Start of Dataset records

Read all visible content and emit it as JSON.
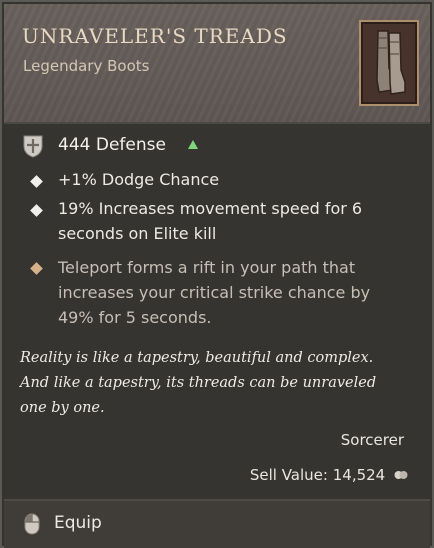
{
  "item": {
    "name": "UNRAVELER'S TREADS",
    "type": "Legendary Boots",
    "icon": "boots-icon"
  },
  "stats": {
    "defense_label": "444 Defense",
    "defense_change_icon": "up-arrow-icon",
    "defense_change_color": "#7fd67a"
  },
  "affixes": [
    {
      "line1": "+1% Dodge Chance"
    },
    {
      "line1": "19% Increases movement speed for 6",
      "line2": "seconds on Elite kill"
    }
  ],
  "aspect": {
    "line1": "Teleport forms a rift in your path that",
    "line2": "increases your critical strike chance by",
    "line3": "49% for 5 seconds."
  },
  "flavor": {
    "line1": "Reality is like a tapestry, beautiful and complex.",
    "line2": "And like a tapestry, its threads can be unraveled",
    "line3": "one by one."
  },
  "class_requirement": "Sorcerer",
  "sell_value": "Sell Value: 14,524",
  "footer": {
    "action_label": "Equip",
    "action_icon": "mouse-icon"
  },
  "colors": {
    "header_bg": "#6a615d",
    "body_bg": "#363430",
    "name_color": "#e8d9c2",
    "legendary_bullet": "#d7b18a"
  }
}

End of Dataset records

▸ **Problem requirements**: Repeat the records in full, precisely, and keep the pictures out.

▸ **Response for this exercise**:
Read all visible content and emit it as JSON.
{
  "item": {
    "name": "UNRAVELER'S TREADS",
    "type": "Legendary Boots",
    "icon": "boots-icon"
  },
  "stats": {
    "defense_label": "444 Defense",
    "defense_change_icon": "up-arrow-icon",
    "defense_change_color": "#7fd67a"
  },
  "affixes": [
    {
      "line1": "+1% Dodge Chance"
    },
    {
      "line1": "19% Increases movement speed for 6",
      "line2": "seconds on Elite kill"
    }
  ],
  "aspect": {
    "line1": "Teleport forms a rift in your path that",
    "line2": "increases your critical strike chance by",
    "line3": "49% for 5 seconds."
  },
  "flavor": {
    "line1": "Reality is like a tapestry, beautiful and complex.",
    "line2": "And like a tapestry, its threads can be unraveled",
    "line3": "one by one."
  },
  "class_requirement": "Sorcerer",
  "sell_value": "Sell Value: 14,524",
  "footer": {
    "action_label": "Equip",
    "action_icon": "mouse-icon"
  },
  "colors": {
    "header_bg": "#6a615d",
    "body_bg": "#363430",
    "name_color": "#e8d9c2",
    "legendary_bullet": "#d7b18a"
  }
}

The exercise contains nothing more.